--- STORED DATA Enclosed Below ---
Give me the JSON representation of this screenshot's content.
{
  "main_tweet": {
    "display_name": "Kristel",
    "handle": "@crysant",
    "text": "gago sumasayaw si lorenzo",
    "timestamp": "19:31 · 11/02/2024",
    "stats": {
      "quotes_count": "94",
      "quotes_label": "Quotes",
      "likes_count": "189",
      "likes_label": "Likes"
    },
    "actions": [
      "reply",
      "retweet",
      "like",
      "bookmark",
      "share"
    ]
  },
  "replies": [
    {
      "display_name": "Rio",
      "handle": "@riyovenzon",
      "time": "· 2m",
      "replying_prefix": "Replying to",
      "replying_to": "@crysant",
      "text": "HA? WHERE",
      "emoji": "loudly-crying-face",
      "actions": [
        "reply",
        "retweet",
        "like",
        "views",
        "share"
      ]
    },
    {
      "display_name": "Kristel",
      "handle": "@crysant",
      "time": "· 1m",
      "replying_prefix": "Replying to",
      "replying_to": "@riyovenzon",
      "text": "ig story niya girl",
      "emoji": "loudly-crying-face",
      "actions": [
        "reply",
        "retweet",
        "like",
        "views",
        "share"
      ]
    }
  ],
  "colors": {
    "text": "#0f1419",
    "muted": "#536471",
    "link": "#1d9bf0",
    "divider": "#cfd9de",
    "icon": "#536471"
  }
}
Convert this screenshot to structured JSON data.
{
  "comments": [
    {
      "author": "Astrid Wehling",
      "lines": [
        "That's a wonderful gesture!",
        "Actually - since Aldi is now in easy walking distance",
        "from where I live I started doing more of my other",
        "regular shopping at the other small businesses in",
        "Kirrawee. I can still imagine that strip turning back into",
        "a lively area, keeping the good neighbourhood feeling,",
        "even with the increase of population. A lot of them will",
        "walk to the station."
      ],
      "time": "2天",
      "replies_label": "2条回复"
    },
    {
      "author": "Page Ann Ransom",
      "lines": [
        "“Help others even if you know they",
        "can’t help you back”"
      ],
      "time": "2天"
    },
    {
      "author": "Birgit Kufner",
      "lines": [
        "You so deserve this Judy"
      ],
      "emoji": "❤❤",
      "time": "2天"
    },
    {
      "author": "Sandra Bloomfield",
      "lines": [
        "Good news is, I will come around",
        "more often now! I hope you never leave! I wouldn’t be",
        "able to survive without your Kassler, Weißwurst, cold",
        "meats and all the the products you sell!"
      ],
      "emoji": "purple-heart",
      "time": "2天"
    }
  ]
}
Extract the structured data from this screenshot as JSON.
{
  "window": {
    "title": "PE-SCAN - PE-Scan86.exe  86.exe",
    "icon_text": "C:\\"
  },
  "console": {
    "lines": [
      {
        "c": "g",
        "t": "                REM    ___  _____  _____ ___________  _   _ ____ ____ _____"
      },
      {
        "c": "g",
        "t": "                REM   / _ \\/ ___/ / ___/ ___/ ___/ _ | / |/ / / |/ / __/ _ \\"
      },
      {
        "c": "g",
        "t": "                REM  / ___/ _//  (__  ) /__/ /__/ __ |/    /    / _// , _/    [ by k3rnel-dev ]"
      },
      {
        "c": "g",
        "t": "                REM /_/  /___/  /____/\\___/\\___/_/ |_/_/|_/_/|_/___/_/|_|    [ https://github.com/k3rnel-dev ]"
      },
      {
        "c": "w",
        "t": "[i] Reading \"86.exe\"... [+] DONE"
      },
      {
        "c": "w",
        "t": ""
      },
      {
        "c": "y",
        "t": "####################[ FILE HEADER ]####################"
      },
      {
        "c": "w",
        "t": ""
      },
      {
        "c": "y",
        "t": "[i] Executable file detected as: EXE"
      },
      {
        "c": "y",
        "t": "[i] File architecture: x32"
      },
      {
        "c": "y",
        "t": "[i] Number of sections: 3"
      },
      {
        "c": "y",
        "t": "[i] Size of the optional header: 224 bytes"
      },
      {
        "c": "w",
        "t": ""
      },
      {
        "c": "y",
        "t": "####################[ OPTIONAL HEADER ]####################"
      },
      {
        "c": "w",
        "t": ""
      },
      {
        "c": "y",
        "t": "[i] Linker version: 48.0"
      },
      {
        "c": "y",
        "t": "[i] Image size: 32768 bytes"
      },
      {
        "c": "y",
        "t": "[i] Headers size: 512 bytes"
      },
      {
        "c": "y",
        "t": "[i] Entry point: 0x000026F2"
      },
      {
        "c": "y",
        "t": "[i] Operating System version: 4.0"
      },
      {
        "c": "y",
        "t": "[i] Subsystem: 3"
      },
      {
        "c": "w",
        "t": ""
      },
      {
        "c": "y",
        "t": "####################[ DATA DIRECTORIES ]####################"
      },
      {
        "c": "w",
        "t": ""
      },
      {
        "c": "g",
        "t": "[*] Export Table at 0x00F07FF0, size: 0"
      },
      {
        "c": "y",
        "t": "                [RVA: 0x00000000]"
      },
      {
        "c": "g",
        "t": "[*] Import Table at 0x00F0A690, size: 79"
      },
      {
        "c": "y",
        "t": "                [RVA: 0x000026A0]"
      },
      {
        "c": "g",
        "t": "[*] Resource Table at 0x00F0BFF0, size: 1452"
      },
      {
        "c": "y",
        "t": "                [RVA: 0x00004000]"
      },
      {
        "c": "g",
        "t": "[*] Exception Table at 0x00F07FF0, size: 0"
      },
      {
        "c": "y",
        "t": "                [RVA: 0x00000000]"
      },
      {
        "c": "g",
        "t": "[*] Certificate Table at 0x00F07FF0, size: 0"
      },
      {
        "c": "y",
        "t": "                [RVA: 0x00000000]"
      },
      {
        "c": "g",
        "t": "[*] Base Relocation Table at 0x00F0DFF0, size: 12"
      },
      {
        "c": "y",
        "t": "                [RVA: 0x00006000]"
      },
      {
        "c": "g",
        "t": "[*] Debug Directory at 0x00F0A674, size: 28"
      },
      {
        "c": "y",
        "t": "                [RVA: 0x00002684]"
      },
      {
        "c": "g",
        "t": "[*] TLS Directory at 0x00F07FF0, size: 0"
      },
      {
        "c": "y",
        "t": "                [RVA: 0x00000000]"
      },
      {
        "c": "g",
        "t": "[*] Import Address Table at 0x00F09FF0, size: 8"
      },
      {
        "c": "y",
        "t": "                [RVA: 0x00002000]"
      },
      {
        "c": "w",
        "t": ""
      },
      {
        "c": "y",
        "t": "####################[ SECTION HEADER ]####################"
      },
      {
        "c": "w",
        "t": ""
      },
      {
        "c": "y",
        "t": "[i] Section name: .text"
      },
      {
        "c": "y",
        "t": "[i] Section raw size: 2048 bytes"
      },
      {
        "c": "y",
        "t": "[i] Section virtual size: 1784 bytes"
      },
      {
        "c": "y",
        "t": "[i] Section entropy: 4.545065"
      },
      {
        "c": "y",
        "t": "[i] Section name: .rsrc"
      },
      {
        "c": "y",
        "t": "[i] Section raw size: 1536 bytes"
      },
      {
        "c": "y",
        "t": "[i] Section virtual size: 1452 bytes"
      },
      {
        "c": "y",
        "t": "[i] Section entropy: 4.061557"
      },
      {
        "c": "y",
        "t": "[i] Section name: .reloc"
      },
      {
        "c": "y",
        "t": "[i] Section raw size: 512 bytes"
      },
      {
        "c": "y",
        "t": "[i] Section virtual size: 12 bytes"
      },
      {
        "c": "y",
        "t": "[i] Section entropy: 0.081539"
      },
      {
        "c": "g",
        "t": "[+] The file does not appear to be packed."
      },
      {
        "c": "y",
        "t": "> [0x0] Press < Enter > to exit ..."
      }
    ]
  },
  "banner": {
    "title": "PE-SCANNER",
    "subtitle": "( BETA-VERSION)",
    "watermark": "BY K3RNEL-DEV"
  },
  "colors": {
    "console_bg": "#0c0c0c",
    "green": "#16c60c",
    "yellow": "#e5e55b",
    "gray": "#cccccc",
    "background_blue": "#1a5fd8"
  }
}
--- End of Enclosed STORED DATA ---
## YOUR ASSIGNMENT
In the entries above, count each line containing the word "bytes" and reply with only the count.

## RESPONSE TO THE EXERCISE
9